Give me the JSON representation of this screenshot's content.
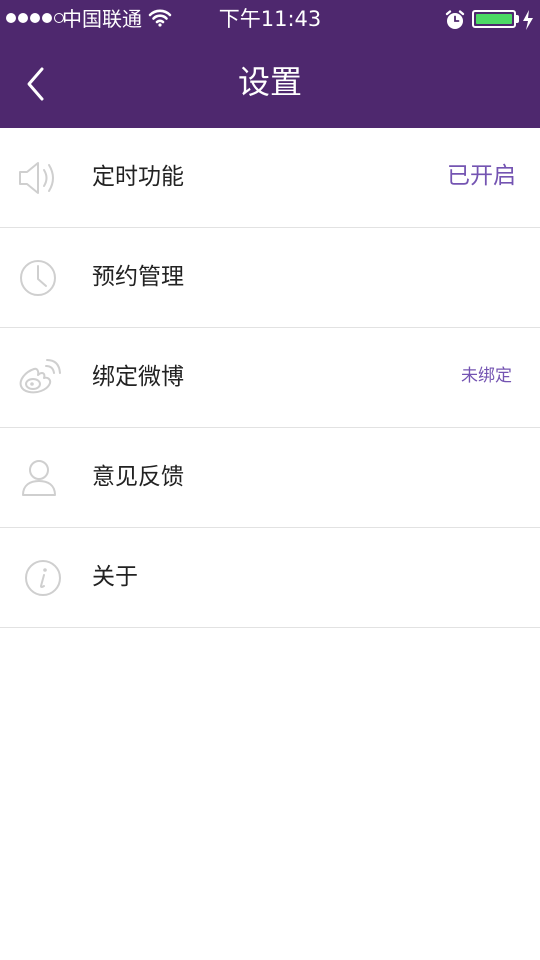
{
  "status_bar": {
    "carrier": "中国联通",
    "time": "下午11:43",
    "battery_level": 1.0
  },
  "header": {
    "title": "设置"
  },
  "settings": {
    "items": [
      {
        "label": "定时功能",
        "value": "已开启",
        "icon": "speaker-icon"
      },
      {
        "label": "预约管理",
        "value": "",
        "icon": "clock-icon"
      },
      {
        "label": "绑定微博",
        "value": "未绑定",
        "icon": "weibo-icon"
      },
      {
        "label": "意见反馈",
        "value": "",
        "icon": "user-icon"
      },
      {
        "label": "关于",
        "value": "",
        "icon": "info-icon"
      }
    ]
  },
  "colors": {
    "header_bg": "#4e286e",
    "accent": "#7454b2",
    "battery": "#4cd964"
  }
}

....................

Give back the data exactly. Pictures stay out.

Give me the JSON representation of this screenshot's content.
{
  "status_bar": {
    "carrier": "中国联通",
    "time": "下午11:43",
    "battery_level": 1.0
  },
  "header": {
    "title": "设置"
  },
  "settings": {
    "items": [
      {
        "label": "定时功能",
        "value": "已开启",
        "icon": "speaker-icon"
      },
      {
        "label": "预约管理",
        "value": "",
        "icon": "clock-icon"
      },
      {
        "label": "绑定微博",
        "value": "未绑定",
        "icon": "weibo-icon"
      },
      {
        "label": "意见反馈",
        "value": "",
        "icon": "user-icon"
      },
      {
        "label": "关于",
        "value": "",
        "icon": "info-icon"
      }
    ]
  },
  "colors": {
    "header_bg": "#4e286e",
    "accent": "#7454b2",
    "battery": "#4cd964"
  }
}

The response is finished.